Work required: The response should be the data again, identical in every line.

Source data:
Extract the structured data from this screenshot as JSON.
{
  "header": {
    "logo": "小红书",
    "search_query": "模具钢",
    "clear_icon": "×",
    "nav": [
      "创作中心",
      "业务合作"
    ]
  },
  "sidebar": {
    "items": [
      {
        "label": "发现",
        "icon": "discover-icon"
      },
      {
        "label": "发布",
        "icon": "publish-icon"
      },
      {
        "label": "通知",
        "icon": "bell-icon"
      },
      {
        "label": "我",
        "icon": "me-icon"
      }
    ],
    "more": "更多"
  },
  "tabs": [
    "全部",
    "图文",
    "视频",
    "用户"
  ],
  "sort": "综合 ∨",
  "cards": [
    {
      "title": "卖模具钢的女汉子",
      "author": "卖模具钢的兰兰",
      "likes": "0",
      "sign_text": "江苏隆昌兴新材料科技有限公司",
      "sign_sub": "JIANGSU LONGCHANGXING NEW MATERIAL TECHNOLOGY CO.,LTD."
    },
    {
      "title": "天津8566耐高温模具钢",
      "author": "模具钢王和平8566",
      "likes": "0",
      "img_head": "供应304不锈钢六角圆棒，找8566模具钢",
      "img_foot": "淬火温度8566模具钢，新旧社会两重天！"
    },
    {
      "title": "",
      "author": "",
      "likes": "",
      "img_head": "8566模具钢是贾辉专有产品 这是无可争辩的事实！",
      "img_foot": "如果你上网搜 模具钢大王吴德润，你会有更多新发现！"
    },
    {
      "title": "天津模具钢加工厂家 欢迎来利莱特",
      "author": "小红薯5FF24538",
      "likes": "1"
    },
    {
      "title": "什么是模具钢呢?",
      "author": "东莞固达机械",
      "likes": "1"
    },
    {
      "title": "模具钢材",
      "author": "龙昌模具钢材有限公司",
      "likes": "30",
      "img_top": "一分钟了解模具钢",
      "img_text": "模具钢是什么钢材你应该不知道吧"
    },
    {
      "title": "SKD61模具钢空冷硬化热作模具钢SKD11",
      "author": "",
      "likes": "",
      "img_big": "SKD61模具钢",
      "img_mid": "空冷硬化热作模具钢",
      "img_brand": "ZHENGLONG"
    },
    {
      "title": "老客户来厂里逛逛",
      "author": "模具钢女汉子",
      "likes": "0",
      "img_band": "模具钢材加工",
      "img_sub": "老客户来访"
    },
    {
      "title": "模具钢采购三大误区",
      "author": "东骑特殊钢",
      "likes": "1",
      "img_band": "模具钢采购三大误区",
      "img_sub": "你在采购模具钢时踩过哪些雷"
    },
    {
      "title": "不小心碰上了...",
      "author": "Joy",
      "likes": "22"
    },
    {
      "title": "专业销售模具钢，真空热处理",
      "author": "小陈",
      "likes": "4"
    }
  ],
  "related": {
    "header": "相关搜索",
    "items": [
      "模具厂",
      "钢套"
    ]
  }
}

Task response:
Extract the structured data from this screenshot as JSON.
{
  "header": {
    "logo": "小红书",
    "search_query": "模具钢",
    "clear_icon": "×",
    "nav": [
      "创作中心",
      "业务合作"
    ]
  },
  "sidebar": {
    "items": [
      {
        "label": "发现",
        "icon": "discover-icon"
      },
      {
        "label": "发布",
        "icon": "publish-icon"
      },
      {
        "label": "通知",
        "icon": "bell-icon"
      },
      {
        "label": "我",
        "icon": "me-icon"
      }
    ],
    "more": "更多"
  },
  "tabs": [
    "全部",
    "图文",
    "视频",
    "用户"
  ],
  "sort": "综合 ∨",
  "cards": [
    {
      "title": "卖模具钢的女汉子",
      "author": "卖模具钢的兰兰",
      "likes": "0",
      "sign_text": "江苏隆昌兴新材料科技有限公司",
      "sign_sub": "JIANGSU LONGCHANGXING NEW MATERIAL TECHNOLOGY CO.,LTD."
    },
    {
      "title": "天津8566耐高温模具钢",
      "author": "模具钢王和平8566",
      "likes": "0",
      "img_head": "供应304不锈钢六角圆棒，找8566模具钢",
      "img_foot": "淬火温度8566模具钢，新旧社会两重天！"
    },
    {
      "title": "",
      "author": "",
      "likes": "",
      "img_head": "8566模具钢是贾辉专有产品 这是无可争辩的事实！",
      "img_foot": "如果你上网搜 模具钢大王吴德润，你会有更多新发现！"
    },
    {
      "title": "天津模具钢加工厂家 欢迎来利莱特",
      "author": "小红薯5FF24538",
      "likes": "1"
    },
    {
      "title": "什么是模具钢呢?",
      "author": "东莞固达机械",
      "likes": "1"
    },
    {
      "title": "模具钢材",
      "author": "龙昌模具钢材有限公司",
      "likes": "30",
      "img_top": "一分钟了解模具钢",
      "img_text": "模具钢是什么钢材你应该不知道吧"
    },
    {
      "title": "SKD61模具钢空冷硬化热作模具钢SKD11",
      "author": "",
      "likes": "",
      "img_big": "SKD61模具钢",
      "img_mid": "空冷硬化热作模具钢",
      "img_brand": "ZHENGLONG"
    },
    {
      "title": "老客户来厂里逛逛",
      "author": "模具钢女汉子",
      "likes": "0",
      "img_band": "模具钢材加工",
      "img_sub": "老客户来访"
    },
    {
      "title": "模具钢采购三大误区",
      "author": "东骑特殊钢",
      "likes": "1",
      "img_band": "模具钢采购三大误区",
      "img_sub": "你在采购模具钢时踩过哪些雷"
    },
    {
      "title": "不小心碰上了...",
      "author": "Joy",
      "likes": "22"
    },
    {
      "title": "专业销售模具钢，真空热处理",
      "author": "小陈",
      "likes": "4"
    }
  ],
  "related": {
    "header": "相关搜索",
    "items": [
      "模具厂",
      "钢套"
    ]
  }
}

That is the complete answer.